SUPPLIED DATA:

——

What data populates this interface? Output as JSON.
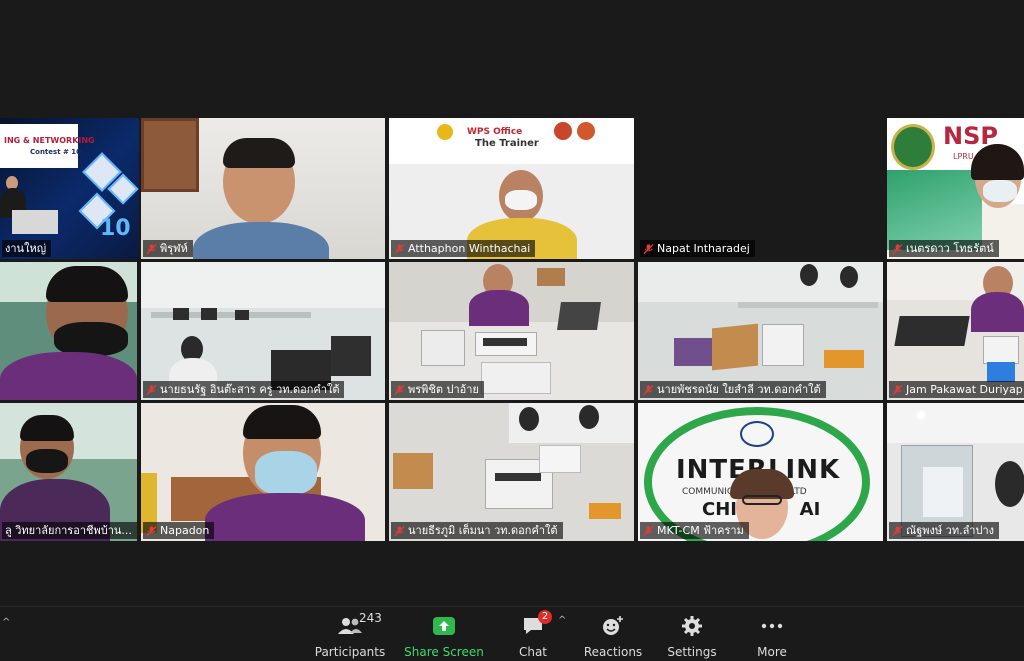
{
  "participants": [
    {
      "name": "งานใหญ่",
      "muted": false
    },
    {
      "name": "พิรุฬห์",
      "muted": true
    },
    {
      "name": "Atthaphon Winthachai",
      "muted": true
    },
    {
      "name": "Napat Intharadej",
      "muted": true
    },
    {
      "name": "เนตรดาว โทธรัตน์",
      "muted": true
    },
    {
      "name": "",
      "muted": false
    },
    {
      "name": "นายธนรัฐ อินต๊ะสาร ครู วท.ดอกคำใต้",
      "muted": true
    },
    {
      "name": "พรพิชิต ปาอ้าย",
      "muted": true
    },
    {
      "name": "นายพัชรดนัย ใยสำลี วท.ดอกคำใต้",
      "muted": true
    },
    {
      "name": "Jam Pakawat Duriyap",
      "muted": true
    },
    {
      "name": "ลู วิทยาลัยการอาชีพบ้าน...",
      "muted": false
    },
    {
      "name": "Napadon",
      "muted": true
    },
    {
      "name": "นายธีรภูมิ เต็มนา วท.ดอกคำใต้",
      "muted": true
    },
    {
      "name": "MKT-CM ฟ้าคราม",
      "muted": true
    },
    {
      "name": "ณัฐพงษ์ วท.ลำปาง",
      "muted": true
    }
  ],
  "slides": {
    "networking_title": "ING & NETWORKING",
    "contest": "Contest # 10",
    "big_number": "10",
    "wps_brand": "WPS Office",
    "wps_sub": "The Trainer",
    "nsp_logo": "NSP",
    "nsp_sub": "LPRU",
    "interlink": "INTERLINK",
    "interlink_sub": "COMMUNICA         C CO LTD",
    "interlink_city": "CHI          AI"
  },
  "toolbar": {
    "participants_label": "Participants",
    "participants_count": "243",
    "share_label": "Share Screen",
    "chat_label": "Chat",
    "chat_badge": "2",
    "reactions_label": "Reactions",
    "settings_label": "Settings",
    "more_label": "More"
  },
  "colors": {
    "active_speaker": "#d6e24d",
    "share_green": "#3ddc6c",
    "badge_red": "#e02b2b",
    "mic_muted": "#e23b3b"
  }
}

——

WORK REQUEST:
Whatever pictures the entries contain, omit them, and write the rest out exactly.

SOLUTION TO THE PROBLEM:
What data populates this interface? Output as JSON.
{
  "participants": [
    {
      "name": "งานใหญ่",
      "muted": false
    },
    {
      "name": "พิรุฬห์",
      "muted": true
    },
    {
      "name": "Atthaphon Winthachai",
      "muted": true
    },
    {
      "name": "Napat Intharadej",
      "muted": true
    },
    {
      "name": "เนตรดาว โทธรัตน์",
      "muted": true
    },
    {
      "name": "",
      "muted": false
    },
    {
      "name": "นายธนรัฐ อินต๊ะสาร ครู วท.ดอกคำใต้",
      "muted": true
    },
    {
      "name": "พรพิชิต ปาอ้าย",
      "muted": true
    },
    {
      "name": "นายพัชรดนัย ใยสำลี วท.ดอกคำใต้",
      "muted": true
    },
    {
      "name": "Jam Pakawat Duriyap",
      "muted": true
    },
    {
      "name": "ลู วิทยาลัยการอาชีพบ้าน...",
      "muted": false
    },
    {
      "name": "Napadon",
      "muted": true
    },
    {
      "name": "นายธีรภูมิ เต็มนา วท.ดอกคำใต้",
      "muted": true
    },
    {
      "name": "MKT-CM ฟ้าคราม",
      "muted": true
    },
    {
      "name": "ณัฐพงษ์ วท.ลำปาง",
      "muted": true
    }
  ],
  "slides": {
    "networking_title": "ING & NETWORKING",
    "contest": "Contest # 10",
    "big_number": "10",
    "wps_brand": "WPS Office",
    "wps_sub": "The Trainer",
    "nsp_logo": "NSP",
    "nsp_sub": "LPRU",
    "interlink": "INTERLINK",
    "interlink_sub": "COMMUNICA         C CO LTD",
    "interlink_city": "CHI          AI"
  },
  "toolbar": {
    "participants_label": "Participants",
    "participants_count": "243",
    "share_label": "Share Screen",
    "chat_label": "Chat",
    "chat_badge": "2",
    "reactions_label": "Reactions",
    "settings_label": "Settings",
    "more_label": "More"
  },
  "colors": {
    "active_speaker": "#d6e24d",
    "share_green": "#3ddc6c",
    "badge_red": "#e02b2b",
    "mic_muted": "#e23b3b"
  }
}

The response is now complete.